Elf, the stage musical based on the movie with Will Ferrell, opened at the Fox Theatre on Tuesday. Before we go any further I have to make a confession, I never saw the movie. Unlike the girl sitting next to me, I can’t tell you the movie is funnier. But here is what I can tell you.
When entering the theater at The New Jewish Theatre’s current production of Hannah Senesh, you are immediately engaged with the set, a graceful, ethereal concoction by Peter and Margery Spack, which seems at odds with a tale of death and war but very appropriate once we meet our young heroine, Hannah, played with buoyant appeal by Shanara Gabrielle. Hannah’s tale is told through her diary, which she kept from age 13 to 23, ending right before the Gestapo executed her for treason.
If you are looking for some toe-tapping entertainment this Thanksgiving, Sister Act, which opened Tuesday at the Fabulous Fox, is everything a musical should be. From the electric, shiny audition number at the top of the show, to the glitterfest at the end, Sister Act is tons of fun, shiny, sparkly fun!
At the beginning of Pippin, the Leading Player speaks to the audience and tells them “We have magic to do.” It’s what you hope for every time you see theater. It’s what keeps us acting, directing, designing, dancing and attending, the hope that tonight all the elements will come together and enthrall us, creating a bit of magic in an ordinary world. Last week, the Repertory Theatre of St Louis gave us some magic as they opened Fly, written by Trey Ellis and Ricardo Khan.
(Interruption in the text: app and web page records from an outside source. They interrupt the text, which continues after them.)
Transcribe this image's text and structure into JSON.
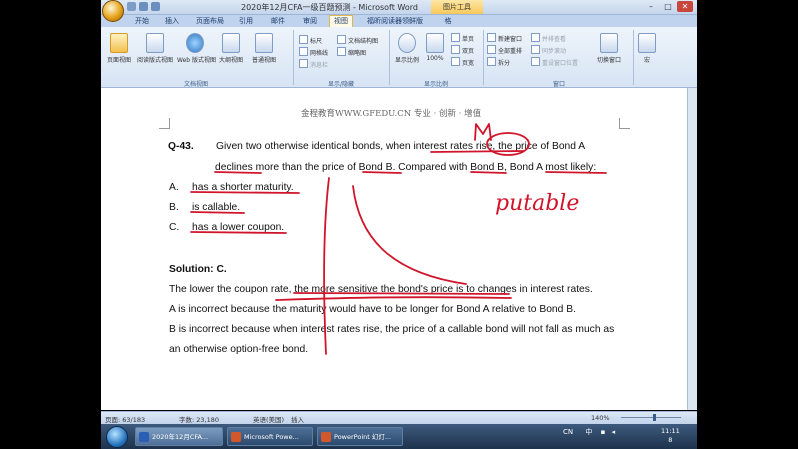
{
  "window": {
    "title": "2020年12月CFA一级百题预测 - Microsoft Word",
    "picture_tools_tab": "图片工具",
    "controls": [
      "–",
      "□",
      "✕"
    ]
  },
  "ribbon": {
    "tabs": [
      "开始",
      "插入",
      "页面布局",
      "引用",
      "邮件",
      "审阅",
      "视图",
      "福昕阅读器领鲜版",
      "格"
    ],
    "active_tab": "视图",
    "groups": {
      "doc_views": {
        "label": "文档视图",
        "buttons": [
          "页面视图",
          "阅读版式视图",
          "Web 版式视图",
          "大纲视图",
          "普通视图"
        ]
      },
      "show_hide": {
        "label": "显示/隐藏",
        "items": [
          "标尺",
          "网格线",
          "消息栏",
          "文档结构图",
          "缩略图"
        ]
      },
      "zoom": {
        "label": "显示比例",
        "buttons": [
          "显示比例",
          "100%"
        ],
        "items": [
          "单页",
          "双页",
          "页宽"
        ]
      },
      "window": {
        "label": "窗口",
        "items": [
          "新建窗口",
          "全部重排",
          "拆分",
          "并排查看",
          "同步滚动",
          "重设窗口位置"
        ],
        "buttons": [
          "切换窗口"
        ]
      },
      "macro": {
        "buttons": [
          "宏"
        ]
      }
    }
  },
  "document": {
    "header": "金程教育WWW.GFEDU.CN 专业 · 创新 · 增值",
    "question_number": "Q-43.",
    "question_line1": "Given two otherwise identical bonds, when interest rates rise, the price of Bond A",
    "question_line2": "declines more than the price of Bond B. Compared with Bond B, Bond A most likely:",
    "options": [
      {
        "letter": "A.",
        "text": "has a shorter maturity."
      },
      {
        "letter": "B.",
        "text": "is callable."
      },
      {
        "letter": "C.",
        "text": "has a lower coupon."
      }
    ],
    "solution_label": "Solution: C.",
    "solution_lines": [
      "The lower the coupon rate, the more sensitive the bond's price is to changes in interest rates.",
      "A is incorrect because the maturity would have to be longer for Bond A relative to Bond B.",
      "B is incorrect because when interest rates rise, the price of a callable bond will not fall as much as",
      "an otherwise option-free bond."
    ],
    "handwriting": "putable"
  },
  "statusbar": {
    "page": "页面: 63/183",
    "words": "字数: 23,180",
    "language": "英语(美国)",
    "mode": "插入",
    "zoom": "140%"
  },
  "taskbar": {
    "tasks": [
      "2020年12月CFA...",
      "Microsoft Powe...",
      "PowerPoint 幻灯..."
    ],
    "tray": "CN",
    "ime": "中",
    "clock_time": "11:11",
    "clock_date": "8"
  },
  "colors": {
    "ink": "#d0152b",
    "ribbon_bg": "#dbe6f4",
    "taskbar": "#263e5c"
  }
}
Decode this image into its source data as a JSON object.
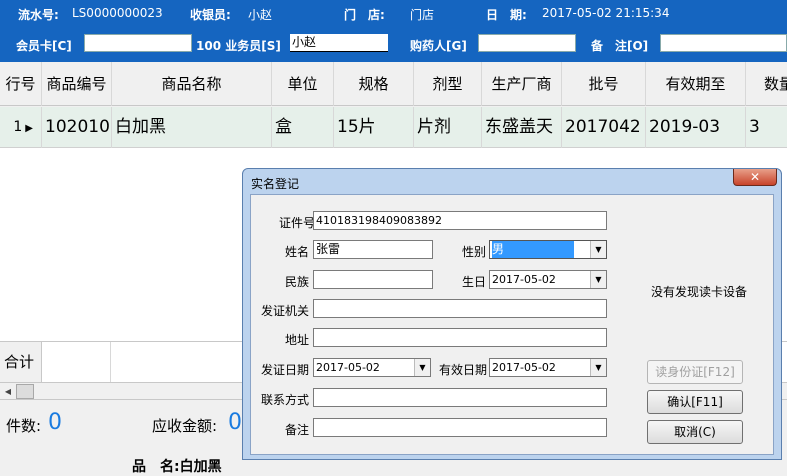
{
  "header": {
    "serial_label": "流水号:",
    "serial_value": "LS0000000023",
    "cashier_label": "收银员:",
    "cashier_value": "小赵",
    "store_label": "门　店:",
    "store_value": "门店",
    "date_label": "日　期:",
    "date_value": "2017-05-02  21:15:34",
    "member_label": "会员卡[C]",
    "member_value": "",
    "salesman_label": "100 业务员[S]",
    "salesman_value": "小赵",
    "buyer_label": "购药人[G]",
    "buyer_value": "",
    "remark_label": "备　注[O]",
    "remark_value": ""
  },
  "table": {
    "columns": [
      "行号",
      "商品编号",
      "商品名称",
      "单位",
      "规格",
      "剂型",
      "生产厂商",
      "批号",
      "有效期至",
      "数量"
    ],
    "rows": [
      {
        "row_no": "1",
        "code": "102010",
        "name": "白加黑",
        "unit": "盒",
        "spec": "15片",
        "form": "片剂",
        "maker": "东盛盖天",
        "batch": "2017042",
        "expiry": "2019-03",
        "qty": "3"
      }
    ],
    "sum_label": "合计"
  },
  "footer": {
    "count_label": "件数:",
    "count_value": "0",
    "due_label": "应收金额:",
    "due_value": "0",
    "partial_bottom_text": "品　名:白加黑"
  },
  "dialog": {
    "title": "实名登记",
    "close_icon": "close-icon",
    "fields": {
      "id_label": "证件号",
      "id_value": "410183198409083892",
      "name_label": "姓名",
      "name_value": "张雷",
      "gender_label": "性别",
      "gender_value": "男",
      "ethnic_label": "民族",
      "ethnic_value": "",
      "birth_label": "生日",
      "birth_value": "2017-05-02",
      "issuer_label": "发证机关",
      "issuer_value": "",
      "address_label": "地址",
      "address_value": "",
      "issue_date_label": "发证日期",
      "issue_date_value": "2017-05-02",
      "valid_date_label": "有效日期",
      "valid_date_value": "2017-05-02",
      "contact_label": "联系方式",
      "contact_value": "",
      "note_label": "备注",
      "note_value": ""
    },
    "device_status": "没有发现读卡设备",
    "read_id_button": "读身份证[F12]",
    "confirm_button": "确认[F11]",
    "cancel_button": "取消(C)"
  },
  "colors": {
    "header_bg": "#1565c0",
    "row_bg": "#e6f0ea",
    "count_color": "#1a7be0"
  }
}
New Jewish Theatre opens their 17th season with Neil Simon’s The Good Doctor. More of a sketch comedy piece than a true play, the small vignettes of Anton Chekov’s short stories, represent slices of Russian life at the turn of the last century and are quilted together by a narrator, a writer who is auditioning some of his characters for us. David Wassilak plays the narrator and involves himself in several of the stories (either as the narrator character or as a specific character, it’s a bit unclear.)
I know everyone is probably making the same pun, but Stages St Louis’ closing show of their season, My Fair Lady is, without any doubts, absolutely “loverly.” The moment you enter the theater James Wolk’s set draws you in and sets you down in a London market street circa 1910. Costumes by Dorothy Marshall Englis are exquisite thorough-out, but the opening sets the tone so you are holding your breath to see what Eliza wears at her transformation.
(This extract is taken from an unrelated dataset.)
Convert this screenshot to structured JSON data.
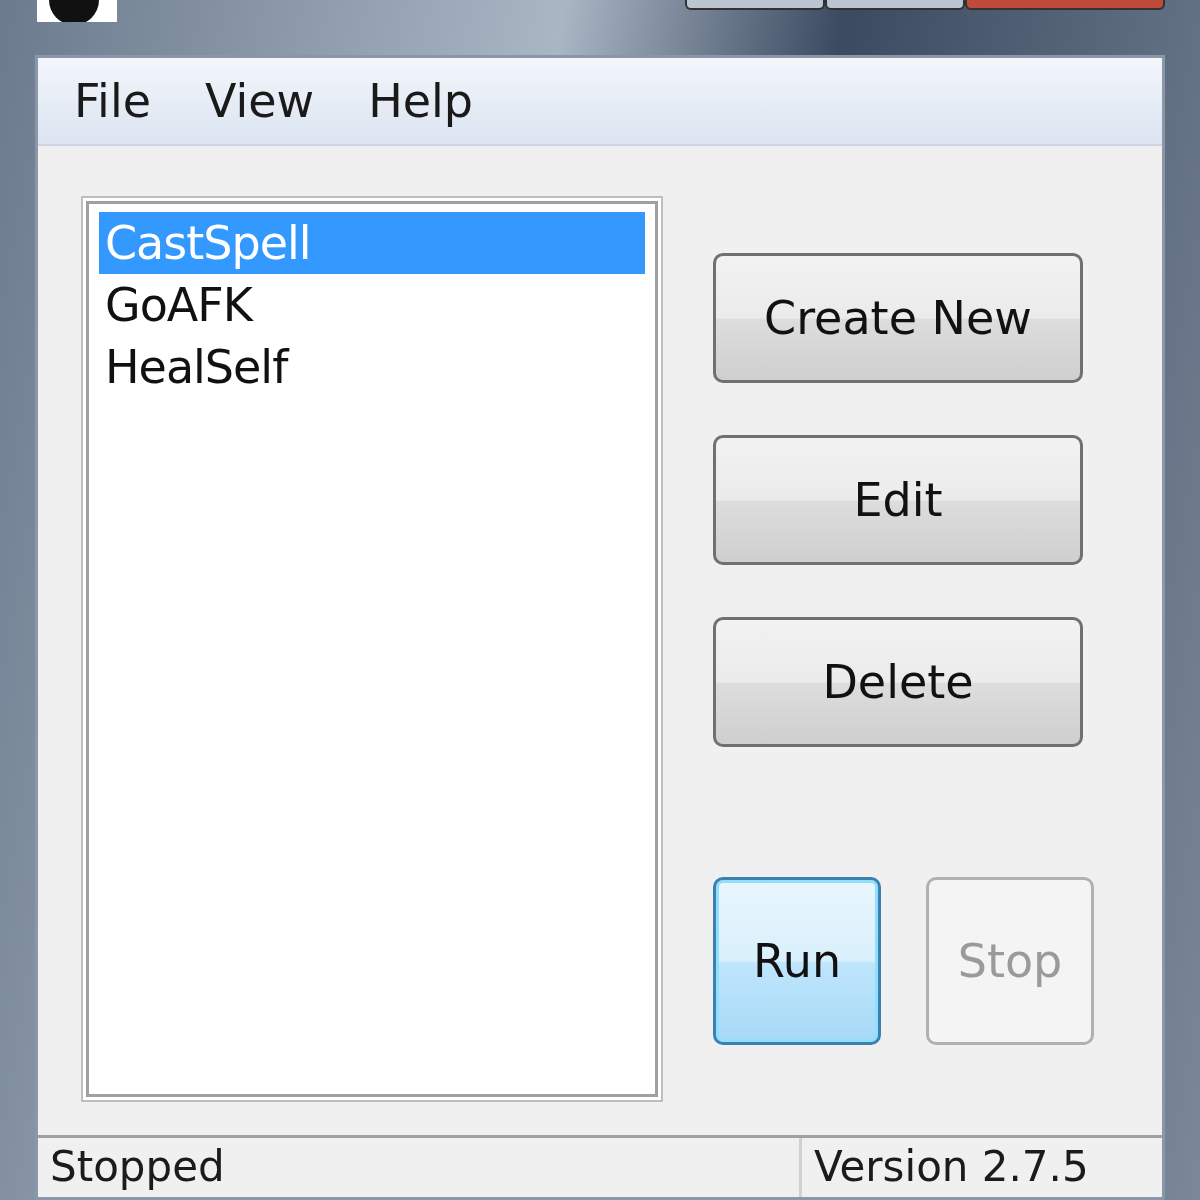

Last year, Ron Conner led Black Rep casts in four out of five productions, and from the first, became one of my favorite actors to watch. This year he leads the Black Rep away from its twenty-six year home at the Grandel Theater to the A.E. Hotchner Studio Theater on the campus of Washington University and opens the new season with a sizzling one man show, Emergency. (The Black Rep was recently unceremoniously dumped from their long-time home. Hotchner will not be a permanent space for them, but was the perfect space for this particular show.)
If you like your comedy dark and twisted, irreverent and absolutely “for adults only,” you’ve probably been a fan of HotCity Theatre for ages; and their latest offering, Entertaining Mr. Sloane by Joe Orton, shouldn’t be missed. First, it’s a rare chance to see Orton’s first play, written in 1964. While no longer scandalous, it’s a great touchstone to see how far we have evolved. Second, it has some of the strongest technical elements I’ve seen to date in the Kranzberg Art Center’s black box theater. Third, the pre-eminent comic actor in town, Lavonne Byers, leads the able cast.
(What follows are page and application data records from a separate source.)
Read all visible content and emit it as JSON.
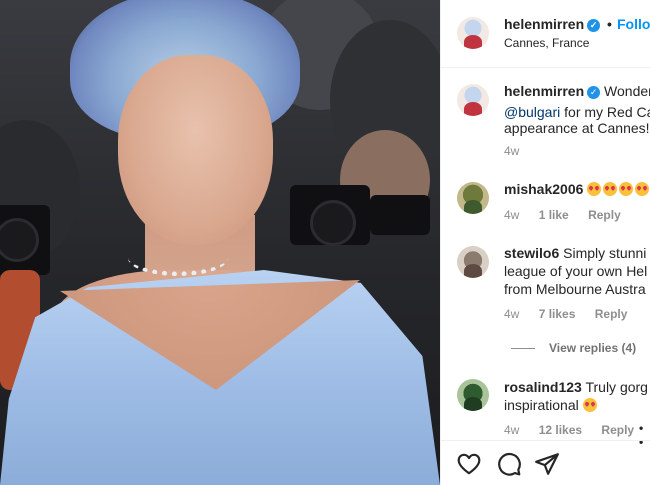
{
  "post": {
    "username": "helenmirren",
    "verified": true,
    "follow_label": "Follow",
    "separator": "•",
    "location": "Cannes, France",
    "caption": {
      "username": "helenmirren",
      "text_line1": "Wonder",
      "mention": "@bulgari",
      "text_line2_rest": " for my Red Ca",
      "text_line3": "appearance at Cannes!",
      "time": "4w"
    }
  },
  "comments": [
    {
      "username": "mishak2006",
      "text_line1": "",
      "emoji_count": 4,
      "time": "4w",
      "likes": "1 like",
      "reply_label": "Reply"
    },
    {
      "username": "stewilo6",
      "text_line1": "Simply stunni",
      "text_line2": "league of your own Hel",
      "text_line3": "from Melbourne Austra",
      "time": "4w",
      "likes": "7 likes",
      "reply_label": "Reply",
      "view_replies": "View replies (4)"
    },
    {
      "username": "rosalind123",
      "text_line1": "Truly gorg",
      "text_line2": "inspirational",
      "emoji_count": 1,
      "time": "4w",
      "likes": "12 likes",
      "reply_label": "Reply",
      "more": "• •"
    }
  ],
  "actions": {
    "like_icon": "heart-icon",
    "comment_icon": "comment-bubble-icon",
    "share_icon": "paper-plane-icon"
  },
  "colors": {
    "follow": "#0095f6",
    "verified": "#1f93e8",
    "muted": "#8e8e8e",
    "mention": "#00376b"
  }
}
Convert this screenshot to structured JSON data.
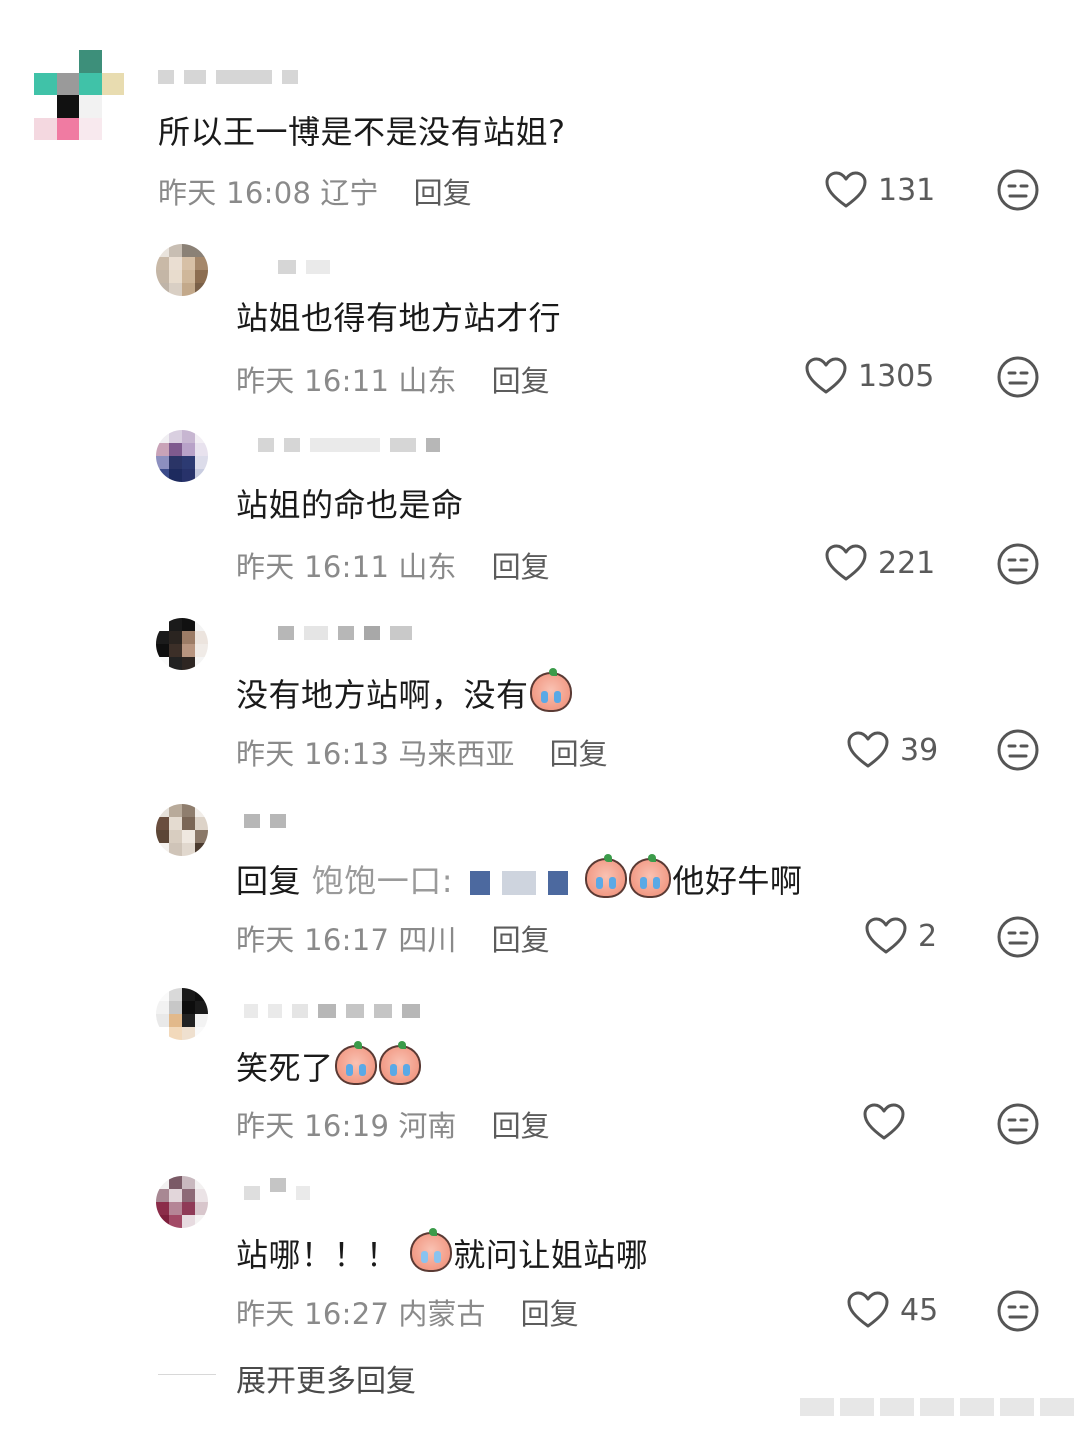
{
  "comments": [
    {
      "text": "所以王一博是不是没有站姐?",
      "time": "昨天 16:08",
      "location": "辽宁",
      "reply": "回复",
      "likes": "131"
    },
    {
      "text": "站姐也得有地方站才行",
      "time": "昨天 16:11",
      "location": "山东",
      "reply": "回复",
      "likes": "1305"
    },
    {
      "text": "站姐的命也是命",
      "time": "昨天 16:11",
      "location": "山东",
      "reply": "回复",
      "likes": "221"
    },
    {
      "text": "没有地方站啊，没有",
      "time": "昨天 16:13",
      "location": "马来西亚",
      "reply": "回复",
      "likes": "39"
    },
    {
      "reply_prefix": "回复",
      "reply_target": "饱饱一口:",
      "text": "他好牛啊",
      "time": "昨天 16:17",
      "location": "四川",
      "reply": "回复",
      "likes": "2"
    },
    {
      "text": "笑死了",
      "time": "昨天 16:19",
      "location": "河南",
      "reply": "回复",
      "likes": ""
    },
    {
      "text_a": "站哪！！！",
      "text_b": "就问让姐站哪",
      "time": "昨天 16:27",
      "location": "内蒙古",
      "reply": "回复",
      "likes": "45"
    }
  ],
  "expand_label": "展开更多回复",
  "icons": {
    "like": "heart-outline-icon",
    "dislike": "meh-face-icon",
    "emoji": "crying-peach-emoji"
  },
  "colors": {
    "text": "#1a1a1a",
    "meta": "#8a8a8a",
    "reply": "#5c5c5c",
    "icon": "#555555"
  }
}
Summertime is in full swing and that means musicals! Stages St Louis and the MUN Y both do musicals all summer long, giving St Louis audiences tapping toes and entertaining ear worms. Last week, Stages opened their newest offering, Legally Blonde, the 2007 stage play based on a novel by Amanda Brown and the wildly popular movie starring Reese Witherspoon.
Little Shop of Horrors dwells on a short list of musicals that I really love and the Stray Dog production, which opened at Tower Grove Abbey last weekend, is a great example of why. If done well, Little Shop… cannot fail to please. This particular production, under keen and polished direction by Justin Been, succeeds gloriously. It is given a Stray Dog twist, in the guise of some alternative casting, which serves to enhance the tawdry setting of Skid Row.